*** Begin section ***

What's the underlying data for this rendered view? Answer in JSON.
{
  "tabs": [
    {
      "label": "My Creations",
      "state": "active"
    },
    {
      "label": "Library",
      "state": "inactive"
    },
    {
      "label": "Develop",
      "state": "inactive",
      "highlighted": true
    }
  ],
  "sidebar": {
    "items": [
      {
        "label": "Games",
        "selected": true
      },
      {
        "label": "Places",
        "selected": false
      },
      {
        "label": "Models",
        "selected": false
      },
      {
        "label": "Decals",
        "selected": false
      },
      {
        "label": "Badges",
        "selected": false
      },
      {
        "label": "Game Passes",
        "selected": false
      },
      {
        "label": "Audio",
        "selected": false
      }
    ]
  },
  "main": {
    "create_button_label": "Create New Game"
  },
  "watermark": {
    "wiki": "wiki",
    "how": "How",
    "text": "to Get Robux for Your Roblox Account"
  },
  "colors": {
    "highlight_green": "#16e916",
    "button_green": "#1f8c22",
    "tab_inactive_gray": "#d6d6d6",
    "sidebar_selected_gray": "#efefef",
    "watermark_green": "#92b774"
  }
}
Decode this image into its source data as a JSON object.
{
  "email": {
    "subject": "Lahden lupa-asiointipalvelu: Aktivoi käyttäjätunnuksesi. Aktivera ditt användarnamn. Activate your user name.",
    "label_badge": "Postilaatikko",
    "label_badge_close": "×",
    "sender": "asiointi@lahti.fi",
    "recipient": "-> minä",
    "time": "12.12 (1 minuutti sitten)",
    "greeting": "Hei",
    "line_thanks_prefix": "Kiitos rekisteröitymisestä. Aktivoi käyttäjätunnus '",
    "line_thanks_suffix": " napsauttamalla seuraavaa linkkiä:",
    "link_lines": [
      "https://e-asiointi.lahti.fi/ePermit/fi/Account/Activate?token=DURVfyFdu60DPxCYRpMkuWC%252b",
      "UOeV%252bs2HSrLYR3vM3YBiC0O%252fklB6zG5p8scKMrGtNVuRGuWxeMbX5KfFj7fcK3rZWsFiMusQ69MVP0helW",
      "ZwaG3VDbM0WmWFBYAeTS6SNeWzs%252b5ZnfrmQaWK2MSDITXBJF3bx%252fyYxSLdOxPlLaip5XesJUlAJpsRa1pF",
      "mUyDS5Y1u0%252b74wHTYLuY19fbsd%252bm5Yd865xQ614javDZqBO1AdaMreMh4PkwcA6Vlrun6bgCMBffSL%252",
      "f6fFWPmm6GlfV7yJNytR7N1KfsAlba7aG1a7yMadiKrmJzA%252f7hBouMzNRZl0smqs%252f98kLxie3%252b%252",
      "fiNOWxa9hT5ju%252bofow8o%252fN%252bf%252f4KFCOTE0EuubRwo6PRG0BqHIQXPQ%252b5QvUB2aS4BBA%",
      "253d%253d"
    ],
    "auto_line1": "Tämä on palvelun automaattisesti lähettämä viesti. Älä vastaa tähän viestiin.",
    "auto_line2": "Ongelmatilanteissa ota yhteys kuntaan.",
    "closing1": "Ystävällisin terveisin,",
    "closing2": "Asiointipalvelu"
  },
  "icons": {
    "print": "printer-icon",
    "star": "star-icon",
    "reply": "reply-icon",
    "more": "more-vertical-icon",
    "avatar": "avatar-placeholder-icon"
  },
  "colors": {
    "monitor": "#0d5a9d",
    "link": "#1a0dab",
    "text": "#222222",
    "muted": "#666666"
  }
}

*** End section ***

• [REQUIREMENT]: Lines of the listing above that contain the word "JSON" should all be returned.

• [ANSWER SPACE]:
What's the underlying data for this rendered view? Answer in JSON.
Decode this image into its source data as a JSON object.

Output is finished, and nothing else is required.